5. Include dedicated & convertible exercise spaces
That being said, many workers can benefit from taking an exercise break at a strategic point in their workday, whether at lunchtime or to combat a mid-afternoon energy slump.
Dedicated exercise spaces, such as yoga rooms, running tracks and even swimming pools, allow them to do so without leaving the office. Don’t forget to provide outdoor space for exercise whenever possible, including bike and pedestrian paths. Some tech companies with large campuses even provide bikes for people to travel between buildings.
More tips to get employees to use your active design features
Have you tried to implement health and wellbeing programs in the past, and then wondered why workers were not taking advantage of them? The “if you build it, they will come” strategy is not enough to change behavior. Take the following strategies into account as you create and implement your active design plan.
6. Understand workplace utilization patterns
Successfully incorporating active design requires a deep understanding of the utilization patterns in your workplace. You can’t place stairs and collaboration spaces in a central, high-traffic location unless you understand how people prefer to use space and can analyze patterns.
Utilization tracking technology, such as occupancy and lighting sensors, card readers and network technology give you the reliable data you need to design your workplace around actual usage by your business teams.
Learn more about how to track space utilization with this informative guide: Managing Workplace Utilization.
7. Location is key
According to the Active Design Guidelines, people are more likely to use staircases located within 25 feet of your entrance and encountered before they get to the elevator. However, locating stairs near the elevator is a good thing: people tired of waiting for the elevator will opt to use the stairs.
The same can be said about locating other active design features like exercise spaces: make them available within principal paths of travel.
8. Make active design features visible and attractive
Using grand, architectural staircases can be preferable to squeezing into a crowded elevator. Use glass enclosures for visibility, as well as appealing colors, materials and finishes that reflect the company’s brand and design aesthetic. Incorporating artwork, greenery and even outdoor views can go a long way to increasing use of a staircase by employees.
The same goes for your outdoor paths and walking spaces: make them beautiful and people will want to spend time using them.

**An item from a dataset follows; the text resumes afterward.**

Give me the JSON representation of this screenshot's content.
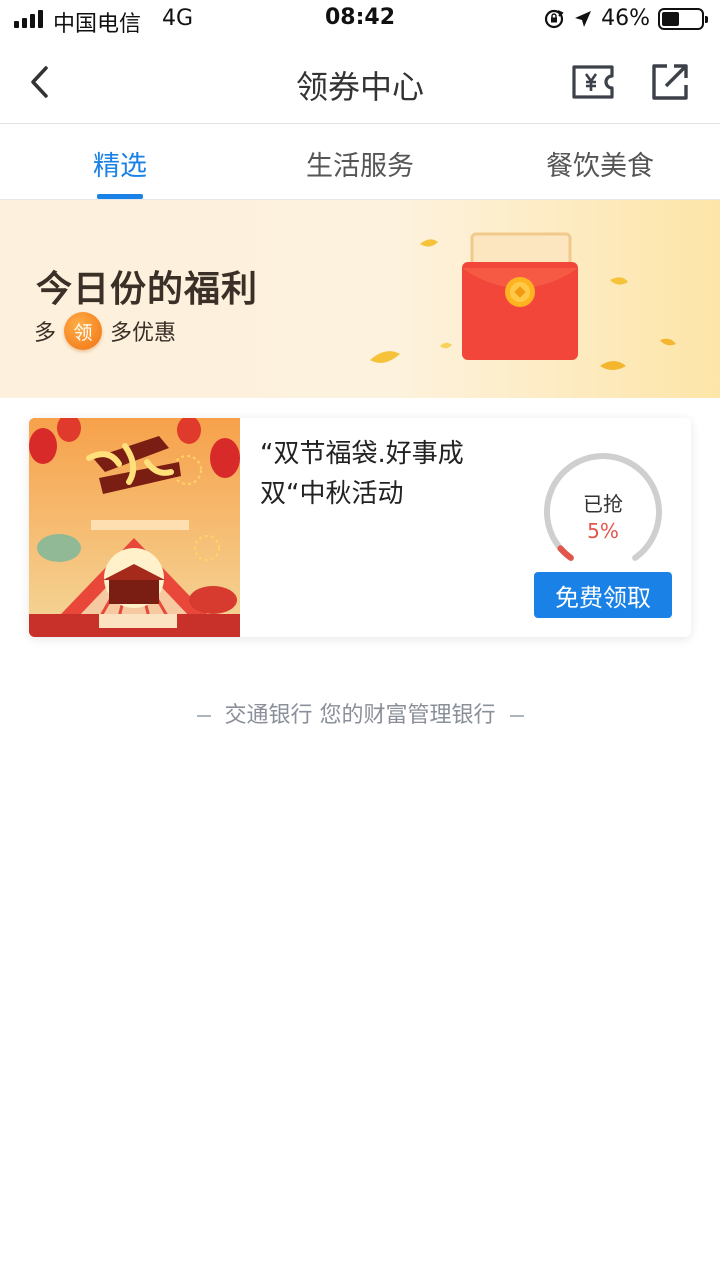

9. Build in collaboration spaces
Make your staircases and active design spaces into hubs for collaboration and social activity. Install comfortable lounges on staircase landings to encourage people to stop for a chat.
10. Promote them!
Help your employees decide to take the stairs instead of the elevator. Put up strategic signs by the elevators reminding people to use the stairs. According to the Active Design Guidelines, this simple practice can up stair use by up to 50%.
Some tips for signs:
- Remember to include multi-lingual messages
- Use large, easy to read fonts
- Include motivators like the number of calories burned by taking the stairs or time saved waiting for the elevator
11. Remove barriers
Get rid of the barriers that keep people from using your active design spaces. For example:
- If you must use staircases with doors because they also must serve as fire doors, don’t limit access by requiring an access code or card swipe.
- Wondering why people aren’t using the treadmill desks or taking yoga? Providing locker rooms with showers can make a world of difference for employees.
- Encourage people to bike to work and around your campus by providing bike racks, ideally on the ground floor of the building.
Learn more about work space design and wellbeing in the workplace:
Wellness Implications of the Activity Based Workspace
Workforce Health: Is Your Workplace Helping or Hurting?